Problem description: Give the count of lines in the records below that contain "into", and say nothing more.

Dataset rows for apps and sites:
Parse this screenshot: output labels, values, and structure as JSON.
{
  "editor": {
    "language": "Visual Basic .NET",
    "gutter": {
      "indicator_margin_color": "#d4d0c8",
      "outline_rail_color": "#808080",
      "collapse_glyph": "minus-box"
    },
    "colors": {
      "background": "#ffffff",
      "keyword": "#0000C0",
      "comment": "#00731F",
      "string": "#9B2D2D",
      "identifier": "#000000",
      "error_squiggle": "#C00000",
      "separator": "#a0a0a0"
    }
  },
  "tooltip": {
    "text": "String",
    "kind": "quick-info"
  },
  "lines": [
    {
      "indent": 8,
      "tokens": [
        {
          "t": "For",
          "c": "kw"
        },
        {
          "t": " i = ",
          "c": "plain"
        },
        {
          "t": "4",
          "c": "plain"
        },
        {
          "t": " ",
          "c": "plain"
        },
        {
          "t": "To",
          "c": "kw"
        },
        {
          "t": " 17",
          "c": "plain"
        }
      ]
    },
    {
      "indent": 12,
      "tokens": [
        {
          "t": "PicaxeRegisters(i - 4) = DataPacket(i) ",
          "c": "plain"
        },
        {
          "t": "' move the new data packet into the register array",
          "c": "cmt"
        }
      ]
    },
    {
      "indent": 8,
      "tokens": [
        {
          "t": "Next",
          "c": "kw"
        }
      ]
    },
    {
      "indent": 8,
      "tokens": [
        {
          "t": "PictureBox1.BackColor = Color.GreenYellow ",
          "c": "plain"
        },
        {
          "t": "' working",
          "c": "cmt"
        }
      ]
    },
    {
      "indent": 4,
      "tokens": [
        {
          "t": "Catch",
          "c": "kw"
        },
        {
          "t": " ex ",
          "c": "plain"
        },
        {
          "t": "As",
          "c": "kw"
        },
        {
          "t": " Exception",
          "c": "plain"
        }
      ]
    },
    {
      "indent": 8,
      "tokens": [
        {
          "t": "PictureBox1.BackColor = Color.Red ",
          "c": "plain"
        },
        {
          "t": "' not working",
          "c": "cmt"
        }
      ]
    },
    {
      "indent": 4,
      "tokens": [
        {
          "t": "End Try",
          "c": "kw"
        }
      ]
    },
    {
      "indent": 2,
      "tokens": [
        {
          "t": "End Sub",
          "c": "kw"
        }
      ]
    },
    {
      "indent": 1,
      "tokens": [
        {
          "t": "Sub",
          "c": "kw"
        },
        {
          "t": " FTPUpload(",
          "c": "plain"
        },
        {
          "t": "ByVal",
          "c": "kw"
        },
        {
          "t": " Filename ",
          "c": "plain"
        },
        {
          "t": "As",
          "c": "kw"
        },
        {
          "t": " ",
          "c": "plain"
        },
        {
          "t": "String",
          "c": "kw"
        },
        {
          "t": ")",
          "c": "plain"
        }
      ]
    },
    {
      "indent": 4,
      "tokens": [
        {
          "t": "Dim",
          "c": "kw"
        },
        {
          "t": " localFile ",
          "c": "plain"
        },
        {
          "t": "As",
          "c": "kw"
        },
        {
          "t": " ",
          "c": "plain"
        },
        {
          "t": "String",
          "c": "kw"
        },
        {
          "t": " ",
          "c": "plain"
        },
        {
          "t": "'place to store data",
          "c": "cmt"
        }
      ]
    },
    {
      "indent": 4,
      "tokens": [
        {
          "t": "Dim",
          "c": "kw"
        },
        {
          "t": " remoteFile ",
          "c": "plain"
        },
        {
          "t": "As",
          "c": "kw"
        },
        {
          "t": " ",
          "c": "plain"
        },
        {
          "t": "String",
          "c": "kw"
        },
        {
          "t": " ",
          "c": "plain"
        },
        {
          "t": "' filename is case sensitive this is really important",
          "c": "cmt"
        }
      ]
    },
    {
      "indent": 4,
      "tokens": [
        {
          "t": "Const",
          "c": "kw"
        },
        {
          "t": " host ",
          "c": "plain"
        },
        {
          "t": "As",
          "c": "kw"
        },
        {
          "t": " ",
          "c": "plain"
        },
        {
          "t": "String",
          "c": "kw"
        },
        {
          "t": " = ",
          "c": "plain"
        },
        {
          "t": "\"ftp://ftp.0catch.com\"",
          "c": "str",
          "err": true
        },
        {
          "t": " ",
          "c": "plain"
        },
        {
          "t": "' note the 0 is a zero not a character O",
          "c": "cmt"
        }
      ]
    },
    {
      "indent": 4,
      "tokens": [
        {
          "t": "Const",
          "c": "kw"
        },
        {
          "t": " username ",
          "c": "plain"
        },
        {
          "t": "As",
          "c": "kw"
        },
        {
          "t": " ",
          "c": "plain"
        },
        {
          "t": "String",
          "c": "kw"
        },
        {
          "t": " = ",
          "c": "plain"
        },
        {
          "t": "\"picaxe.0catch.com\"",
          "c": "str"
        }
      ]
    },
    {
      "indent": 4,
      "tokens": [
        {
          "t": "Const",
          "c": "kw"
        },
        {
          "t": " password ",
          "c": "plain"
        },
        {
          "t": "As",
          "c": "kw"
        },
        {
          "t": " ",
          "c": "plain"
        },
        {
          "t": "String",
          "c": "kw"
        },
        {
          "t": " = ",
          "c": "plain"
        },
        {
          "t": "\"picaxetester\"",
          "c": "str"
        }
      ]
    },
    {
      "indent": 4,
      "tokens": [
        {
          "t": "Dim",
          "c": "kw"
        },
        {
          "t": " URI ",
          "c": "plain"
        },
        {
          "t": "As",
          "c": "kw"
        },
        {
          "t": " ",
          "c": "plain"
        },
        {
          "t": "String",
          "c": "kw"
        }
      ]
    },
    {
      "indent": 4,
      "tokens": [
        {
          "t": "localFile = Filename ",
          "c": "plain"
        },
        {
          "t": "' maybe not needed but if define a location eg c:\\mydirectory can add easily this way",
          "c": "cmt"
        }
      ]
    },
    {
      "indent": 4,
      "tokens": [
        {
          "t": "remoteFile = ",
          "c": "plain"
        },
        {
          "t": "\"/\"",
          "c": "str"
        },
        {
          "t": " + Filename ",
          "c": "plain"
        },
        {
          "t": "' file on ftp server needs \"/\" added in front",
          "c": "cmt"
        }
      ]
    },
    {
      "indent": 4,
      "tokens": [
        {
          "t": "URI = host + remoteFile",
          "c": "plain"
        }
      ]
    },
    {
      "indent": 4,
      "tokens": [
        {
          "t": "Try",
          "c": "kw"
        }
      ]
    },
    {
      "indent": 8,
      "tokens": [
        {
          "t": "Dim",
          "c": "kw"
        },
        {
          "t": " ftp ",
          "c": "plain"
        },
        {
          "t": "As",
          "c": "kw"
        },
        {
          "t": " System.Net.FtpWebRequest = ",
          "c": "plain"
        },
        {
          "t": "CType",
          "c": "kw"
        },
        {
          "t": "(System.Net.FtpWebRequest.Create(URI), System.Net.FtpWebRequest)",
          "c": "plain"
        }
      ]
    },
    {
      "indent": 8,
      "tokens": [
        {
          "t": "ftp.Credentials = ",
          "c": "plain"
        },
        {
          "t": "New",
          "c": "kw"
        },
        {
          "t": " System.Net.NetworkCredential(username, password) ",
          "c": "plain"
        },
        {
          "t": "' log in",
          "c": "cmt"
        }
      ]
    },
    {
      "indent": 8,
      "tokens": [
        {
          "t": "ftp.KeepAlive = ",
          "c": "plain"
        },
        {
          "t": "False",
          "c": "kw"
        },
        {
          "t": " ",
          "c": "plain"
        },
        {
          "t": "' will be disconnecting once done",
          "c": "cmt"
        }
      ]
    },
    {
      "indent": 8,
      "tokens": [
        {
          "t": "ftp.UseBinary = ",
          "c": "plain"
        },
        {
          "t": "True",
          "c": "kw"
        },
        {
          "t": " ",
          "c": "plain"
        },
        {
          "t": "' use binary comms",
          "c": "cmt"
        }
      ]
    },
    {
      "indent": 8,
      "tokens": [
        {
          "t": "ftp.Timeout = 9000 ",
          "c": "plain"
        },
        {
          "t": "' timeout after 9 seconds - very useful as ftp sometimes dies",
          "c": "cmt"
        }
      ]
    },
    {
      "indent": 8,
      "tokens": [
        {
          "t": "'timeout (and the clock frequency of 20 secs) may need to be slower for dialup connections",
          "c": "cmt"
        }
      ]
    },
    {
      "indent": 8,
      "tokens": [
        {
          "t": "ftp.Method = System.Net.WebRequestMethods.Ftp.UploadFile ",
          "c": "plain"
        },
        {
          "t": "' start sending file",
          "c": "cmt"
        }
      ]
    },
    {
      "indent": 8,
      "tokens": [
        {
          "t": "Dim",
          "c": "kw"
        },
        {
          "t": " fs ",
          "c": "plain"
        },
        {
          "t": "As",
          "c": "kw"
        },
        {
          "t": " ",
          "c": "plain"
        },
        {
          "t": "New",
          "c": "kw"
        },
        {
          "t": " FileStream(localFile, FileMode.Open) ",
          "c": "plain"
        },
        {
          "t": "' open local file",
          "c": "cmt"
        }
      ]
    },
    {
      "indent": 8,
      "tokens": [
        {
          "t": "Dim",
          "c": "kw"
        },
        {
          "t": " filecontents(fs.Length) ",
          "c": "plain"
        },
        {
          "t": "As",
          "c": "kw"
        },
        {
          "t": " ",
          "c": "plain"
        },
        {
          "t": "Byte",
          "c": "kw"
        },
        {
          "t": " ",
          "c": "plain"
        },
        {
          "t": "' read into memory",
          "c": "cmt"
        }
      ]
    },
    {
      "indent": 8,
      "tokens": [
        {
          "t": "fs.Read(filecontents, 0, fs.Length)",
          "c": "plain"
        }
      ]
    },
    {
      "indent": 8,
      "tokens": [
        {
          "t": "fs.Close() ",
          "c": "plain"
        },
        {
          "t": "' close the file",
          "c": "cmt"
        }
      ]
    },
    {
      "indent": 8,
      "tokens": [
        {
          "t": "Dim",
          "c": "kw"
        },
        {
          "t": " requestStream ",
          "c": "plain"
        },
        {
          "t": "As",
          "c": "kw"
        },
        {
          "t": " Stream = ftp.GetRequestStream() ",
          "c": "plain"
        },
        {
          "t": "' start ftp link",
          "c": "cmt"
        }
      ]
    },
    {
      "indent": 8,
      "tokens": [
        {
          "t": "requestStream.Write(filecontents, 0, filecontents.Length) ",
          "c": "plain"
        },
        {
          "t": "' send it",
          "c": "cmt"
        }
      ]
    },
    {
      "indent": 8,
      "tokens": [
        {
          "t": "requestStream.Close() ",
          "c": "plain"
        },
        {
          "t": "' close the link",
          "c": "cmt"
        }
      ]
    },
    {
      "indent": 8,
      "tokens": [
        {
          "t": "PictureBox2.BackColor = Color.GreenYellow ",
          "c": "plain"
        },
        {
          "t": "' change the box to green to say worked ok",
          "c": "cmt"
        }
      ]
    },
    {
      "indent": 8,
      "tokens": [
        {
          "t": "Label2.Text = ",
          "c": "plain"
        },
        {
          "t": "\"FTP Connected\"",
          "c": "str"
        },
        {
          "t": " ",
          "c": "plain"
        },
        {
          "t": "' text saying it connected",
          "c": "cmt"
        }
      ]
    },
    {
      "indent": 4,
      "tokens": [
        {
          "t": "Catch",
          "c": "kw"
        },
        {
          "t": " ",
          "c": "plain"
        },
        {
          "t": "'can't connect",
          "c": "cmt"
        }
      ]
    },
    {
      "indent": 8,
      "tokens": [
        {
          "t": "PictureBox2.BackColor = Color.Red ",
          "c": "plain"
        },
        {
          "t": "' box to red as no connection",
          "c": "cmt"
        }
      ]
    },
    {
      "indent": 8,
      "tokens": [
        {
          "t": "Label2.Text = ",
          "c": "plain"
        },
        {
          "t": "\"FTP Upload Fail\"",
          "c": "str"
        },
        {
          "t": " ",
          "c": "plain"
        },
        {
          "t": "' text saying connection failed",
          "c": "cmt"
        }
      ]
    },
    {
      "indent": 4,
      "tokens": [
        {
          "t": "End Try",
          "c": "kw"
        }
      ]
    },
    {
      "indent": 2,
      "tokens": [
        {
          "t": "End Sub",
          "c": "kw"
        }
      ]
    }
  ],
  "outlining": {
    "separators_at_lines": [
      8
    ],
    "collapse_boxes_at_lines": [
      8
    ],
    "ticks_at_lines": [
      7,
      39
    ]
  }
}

Your solution: 2